> _Information provided_
──────
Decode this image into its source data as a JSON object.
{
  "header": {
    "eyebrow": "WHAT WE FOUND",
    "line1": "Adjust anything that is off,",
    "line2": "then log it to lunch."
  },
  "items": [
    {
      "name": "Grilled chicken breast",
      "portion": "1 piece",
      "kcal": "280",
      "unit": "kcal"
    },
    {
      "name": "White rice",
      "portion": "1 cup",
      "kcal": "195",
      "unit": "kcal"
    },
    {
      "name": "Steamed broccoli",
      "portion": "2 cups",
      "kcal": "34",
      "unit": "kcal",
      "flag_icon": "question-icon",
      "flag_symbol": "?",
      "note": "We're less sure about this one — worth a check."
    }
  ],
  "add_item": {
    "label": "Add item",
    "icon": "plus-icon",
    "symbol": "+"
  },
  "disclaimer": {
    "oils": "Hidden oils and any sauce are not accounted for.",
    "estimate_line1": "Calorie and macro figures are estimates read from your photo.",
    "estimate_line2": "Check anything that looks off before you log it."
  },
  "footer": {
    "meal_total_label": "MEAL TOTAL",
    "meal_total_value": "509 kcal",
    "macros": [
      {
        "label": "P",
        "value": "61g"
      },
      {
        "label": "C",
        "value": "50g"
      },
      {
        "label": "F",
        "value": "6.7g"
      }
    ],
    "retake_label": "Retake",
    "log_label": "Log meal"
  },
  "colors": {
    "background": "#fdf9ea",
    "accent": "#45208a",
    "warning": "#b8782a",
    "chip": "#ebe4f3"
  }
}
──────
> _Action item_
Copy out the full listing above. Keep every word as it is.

> _Answer below_
Decode this image into its source data as a JSON object.
{
  "header": {
    "eyebrow": "WHAT WE FOUND",
    "line1": "Adjust anything that is off,",
    "line2": "then log it to lunch."
  },
  "items": [
    {
      "name": "Grilled chicken breast",
      "portion": "1 piece",
      "kcal": "280",
      "unit": "kcal"
    },
    {
      "name": "White rice",
      "portion": "1 cup",
      "kcal": "195",
      "unit": "kcal"
    },
    {
      "name": "Steamed broccoli",
      "portion": "2 cups",
      "kcal": "34",
      "unit": "kcal",
      "flag_icon": "question-icon",
      "flag_symbol": "?",
      "note": "We're less sure about this one — worth a check."
    }
  ],
  "add_item": {
    "label": "Add item",
    "icon": "plus-icon",
    "symbol": "+"
  },
  "disclaimer": {
    "oils": "Hidden oils and any sauce are not accounted for.",
    "estimate_line1": "Calorie and macro figures are estimates read from your photo.",
    "estimate_line2": "Check anything that looks off before you log it."
  },
  "footer": {
    "meal_total_label": "MEAL TOTAL",
    "meal_total_value": "509 kcal",
    "macros": [
      {
        "label": "P",
        "value": "61g"
      },
      {
        "label": "C",
        "value": "50g"
      },
      {
        "label": "F",
        "value": "6.7g"
      }
    ],
    "retake_label": "Retake",
    "log_label": "Log meal"
  },
  "colors": {
    "background": "#fdf9ea",
    "accent": "#45208a",
    "warning": "#b8782a",
    "chip": "#ebe4f3"
  }
}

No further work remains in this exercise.